## Exercise aim
From the entries provided below, copy each line that contains the word "Memory".

BEGIN Data supplied

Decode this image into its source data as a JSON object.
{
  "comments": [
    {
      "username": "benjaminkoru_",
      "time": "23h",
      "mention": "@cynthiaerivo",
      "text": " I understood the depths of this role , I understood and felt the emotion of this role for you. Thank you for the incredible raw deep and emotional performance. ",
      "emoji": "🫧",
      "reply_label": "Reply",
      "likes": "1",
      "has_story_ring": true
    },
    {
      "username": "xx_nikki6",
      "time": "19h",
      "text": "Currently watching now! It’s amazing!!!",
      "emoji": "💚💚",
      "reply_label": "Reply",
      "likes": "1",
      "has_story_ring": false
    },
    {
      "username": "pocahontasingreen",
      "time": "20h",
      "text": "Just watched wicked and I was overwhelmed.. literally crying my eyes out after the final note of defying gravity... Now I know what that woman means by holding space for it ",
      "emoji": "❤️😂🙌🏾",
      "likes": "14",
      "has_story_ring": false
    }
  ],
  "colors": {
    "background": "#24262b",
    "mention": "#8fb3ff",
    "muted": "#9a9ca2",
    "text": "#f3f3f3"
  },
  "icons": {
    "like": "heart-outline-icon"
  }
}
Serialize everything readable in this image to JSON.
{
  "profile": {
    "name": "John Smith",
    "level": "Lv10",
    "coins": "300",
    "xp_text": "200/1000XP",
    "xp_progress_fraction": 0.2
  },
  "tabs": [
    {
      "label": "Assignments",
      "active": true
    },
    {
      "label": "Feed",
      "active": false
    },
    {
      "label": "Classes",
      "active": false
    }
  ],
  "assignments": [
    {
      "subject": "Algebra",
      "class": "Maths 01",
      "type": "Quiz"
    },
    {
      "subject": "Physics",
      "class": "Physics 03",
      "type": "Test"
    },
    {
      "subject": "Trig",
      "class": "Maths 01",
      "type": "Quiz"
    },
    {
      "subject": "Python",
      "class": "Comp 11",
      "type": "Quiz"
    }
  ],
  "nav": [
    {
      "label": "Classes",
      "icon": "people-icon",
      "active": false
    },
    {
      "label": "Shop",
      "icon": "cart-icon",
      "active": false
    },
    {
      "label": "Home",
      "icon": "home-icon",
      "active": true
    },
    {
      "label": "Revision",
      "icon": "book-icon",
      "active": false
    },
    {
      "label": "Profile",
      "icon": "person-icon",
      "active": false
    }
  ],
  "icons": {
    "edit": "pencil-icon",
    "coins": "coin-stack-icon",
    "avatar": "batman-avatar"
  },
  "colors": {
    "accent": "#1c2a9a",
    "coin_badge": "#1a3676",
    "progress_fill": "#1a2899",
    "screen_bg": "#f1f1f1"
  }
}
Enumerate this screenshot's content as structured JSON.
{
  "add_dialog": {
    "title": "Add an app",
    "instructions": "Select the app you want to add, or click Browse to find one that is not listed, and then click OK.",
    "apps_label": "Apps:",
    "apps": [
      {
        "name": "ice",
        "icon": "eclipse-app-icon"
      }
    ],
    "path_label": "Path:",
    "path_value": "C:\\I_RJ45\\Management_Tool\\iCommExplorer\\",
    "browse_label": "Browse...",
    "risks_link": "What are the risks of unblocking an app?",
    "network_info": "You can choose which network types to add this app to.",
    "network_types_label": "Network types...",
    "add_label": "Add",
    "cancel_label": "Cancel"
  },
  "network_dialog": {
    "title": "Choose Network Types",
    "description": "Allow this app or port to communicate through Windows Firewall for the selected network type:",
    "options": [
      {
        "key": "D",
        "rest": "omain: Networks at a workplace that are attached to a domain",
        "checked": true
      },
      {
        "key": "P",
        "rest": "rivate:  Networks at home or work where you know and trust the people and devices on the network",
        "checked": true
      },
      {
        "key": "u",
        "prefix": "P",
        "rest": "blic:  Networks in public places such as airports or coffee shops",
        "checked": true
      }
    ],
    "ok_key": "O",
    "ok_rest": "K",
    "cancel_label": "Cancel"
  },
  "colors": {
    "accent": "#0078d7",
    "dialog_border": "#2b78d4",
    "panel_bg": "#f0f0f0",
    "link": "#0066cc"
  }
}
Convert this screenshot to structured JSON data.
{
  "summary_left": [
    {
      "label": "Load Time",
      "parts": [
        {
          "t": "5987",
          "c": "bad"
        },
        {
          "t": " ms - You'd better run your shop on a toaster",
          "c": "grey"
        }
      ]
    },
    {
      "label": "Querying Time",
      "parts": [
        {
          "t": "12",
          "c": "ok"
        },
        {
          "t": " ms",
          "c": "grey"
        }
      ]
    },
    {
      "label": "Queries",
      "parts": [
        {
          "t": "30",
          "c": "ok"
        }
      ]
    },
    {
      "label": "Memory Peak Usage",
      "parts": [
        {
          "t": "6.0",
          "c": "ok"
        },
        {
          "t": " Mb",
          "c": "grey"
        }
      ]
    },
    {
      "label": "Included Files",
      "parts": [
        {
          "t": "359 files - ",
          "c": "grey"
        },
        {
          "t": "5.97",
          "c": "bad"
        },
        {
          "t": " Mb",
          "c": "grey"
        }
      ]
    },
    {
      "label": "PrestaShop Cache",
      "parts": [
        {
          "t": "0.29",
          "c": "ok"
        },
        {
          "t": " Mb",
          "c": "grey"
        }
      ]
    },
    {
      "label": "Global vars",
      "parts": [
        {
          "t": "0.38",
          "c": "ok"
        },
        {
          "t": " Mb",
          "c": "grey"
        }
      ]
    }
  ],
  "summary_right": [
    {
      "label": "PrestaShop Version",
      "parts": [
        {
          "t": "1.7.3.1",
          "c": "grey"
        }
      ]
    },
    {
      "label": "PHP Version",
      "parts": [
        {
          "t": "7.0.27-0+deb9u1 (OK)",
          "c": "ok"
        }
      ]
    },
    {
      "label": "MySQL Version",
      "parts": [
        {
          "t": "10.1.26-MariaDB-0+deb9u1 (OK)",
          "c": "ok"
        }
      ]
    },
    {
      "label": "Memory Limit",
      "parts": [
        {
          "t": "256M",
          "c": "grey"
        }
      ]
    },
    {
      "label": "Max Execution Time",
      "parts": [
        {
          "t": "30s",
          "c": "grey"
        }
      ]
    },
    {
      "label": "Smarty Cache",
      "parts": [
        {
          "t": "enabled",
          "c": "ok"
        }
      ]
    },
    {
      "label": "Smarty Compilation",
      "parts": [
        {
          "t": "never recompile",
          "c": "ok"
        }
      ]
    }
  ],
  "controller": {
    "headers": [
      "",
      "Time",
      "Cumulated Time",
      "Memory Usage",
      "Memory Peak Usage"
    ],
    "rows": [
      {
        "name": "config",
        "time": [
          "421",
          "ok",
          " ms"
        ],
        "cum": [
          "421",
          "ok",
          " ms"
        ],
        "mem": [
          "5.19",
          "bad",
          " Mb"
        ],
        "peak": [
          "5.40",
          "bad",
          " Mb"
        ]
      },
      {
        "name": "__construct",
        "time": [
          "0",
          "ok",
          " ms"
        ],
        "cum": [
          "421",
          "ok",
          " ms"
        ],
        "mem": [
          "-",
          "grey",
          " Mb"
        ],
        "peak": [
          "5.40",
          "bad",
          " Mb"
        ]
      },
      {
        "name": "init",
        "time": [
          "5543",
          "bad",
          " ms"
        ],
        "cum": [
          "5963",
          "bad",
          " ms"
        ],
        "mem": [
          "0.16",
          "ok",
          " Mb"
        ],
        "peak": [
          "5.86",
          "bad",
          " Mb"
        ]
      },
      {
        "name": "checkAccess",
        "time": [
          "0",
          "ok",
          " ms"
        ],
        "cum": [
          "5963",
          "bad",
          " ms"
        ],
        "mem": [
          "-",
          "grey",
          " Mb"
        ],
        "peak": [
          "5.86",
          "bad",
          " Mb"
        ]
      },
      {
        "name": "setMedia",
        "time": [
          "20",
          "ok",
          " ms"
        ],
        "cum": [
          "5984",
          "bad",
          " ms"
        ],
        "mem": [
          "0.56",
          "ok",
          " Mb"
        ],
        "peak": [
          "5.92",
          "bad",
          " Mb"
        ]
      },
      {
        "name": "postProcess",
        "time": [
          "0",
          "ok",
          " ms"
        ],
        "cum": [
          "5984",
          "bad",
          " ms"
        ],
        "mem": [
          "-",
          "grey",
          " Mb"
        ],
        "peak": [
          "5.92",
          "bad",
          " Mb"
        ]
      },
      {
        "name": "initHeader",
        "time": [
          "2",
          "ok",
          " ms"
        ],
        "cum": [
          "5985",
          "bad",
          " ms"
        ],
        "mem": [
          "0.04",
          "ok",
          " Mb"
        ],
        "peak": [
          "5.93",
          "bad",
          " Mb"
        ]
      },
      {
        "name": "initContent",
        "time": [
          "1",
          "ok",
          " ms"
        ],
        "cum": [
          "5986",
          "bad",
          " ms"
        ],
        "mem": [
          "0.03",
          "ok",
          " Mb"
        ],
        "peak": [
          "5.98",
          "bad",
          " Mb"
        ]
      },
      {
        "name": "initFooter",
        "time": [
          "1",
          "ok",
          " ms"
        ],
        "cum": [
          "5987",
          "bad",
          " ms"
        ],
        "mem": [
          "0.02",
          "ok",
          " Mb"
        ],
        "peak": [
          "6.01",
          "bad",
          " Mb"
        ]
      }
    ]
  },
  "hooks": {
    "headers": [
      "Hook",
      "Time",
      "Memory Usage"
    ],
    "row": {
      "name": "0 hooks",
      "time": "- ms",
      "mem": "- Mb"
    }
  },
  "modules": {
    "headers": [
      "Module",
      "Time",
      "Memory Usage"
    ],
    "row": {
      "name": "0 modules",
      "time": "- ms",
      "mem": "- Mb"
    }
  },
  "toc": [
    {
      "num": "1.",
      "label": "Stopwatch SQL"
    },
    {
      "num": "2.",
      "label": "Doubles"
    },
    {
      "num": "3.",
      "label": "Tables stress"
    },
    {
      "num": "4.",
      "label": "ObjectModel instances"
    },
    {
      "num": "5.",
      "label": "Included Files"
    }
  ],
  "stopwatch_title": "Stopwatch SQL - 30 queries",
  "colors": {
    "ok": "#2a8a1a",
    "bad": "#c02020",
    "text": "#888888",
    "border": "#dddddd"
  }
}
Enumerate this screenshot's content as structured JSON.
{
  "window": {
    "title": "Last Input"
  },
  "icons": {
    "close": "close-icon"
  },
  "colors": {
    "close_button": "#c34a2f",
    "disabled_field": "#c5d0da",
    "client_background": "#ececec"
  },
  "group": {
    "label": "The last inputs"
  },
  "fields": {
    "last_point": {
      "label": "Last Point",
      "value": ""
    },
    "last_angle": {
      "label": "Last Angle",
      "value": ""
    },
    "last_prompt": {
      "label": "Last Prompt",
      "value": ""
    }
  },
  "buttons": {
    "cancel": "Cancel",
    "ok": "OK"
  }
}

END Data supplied

## Response to this task
      "label": "Memory Peak Usage",
      "label": "Memory Limit",
      "Memory Usage",
      "Memory Peak Usage"
      "Memory Usage"
      "Memory Usage"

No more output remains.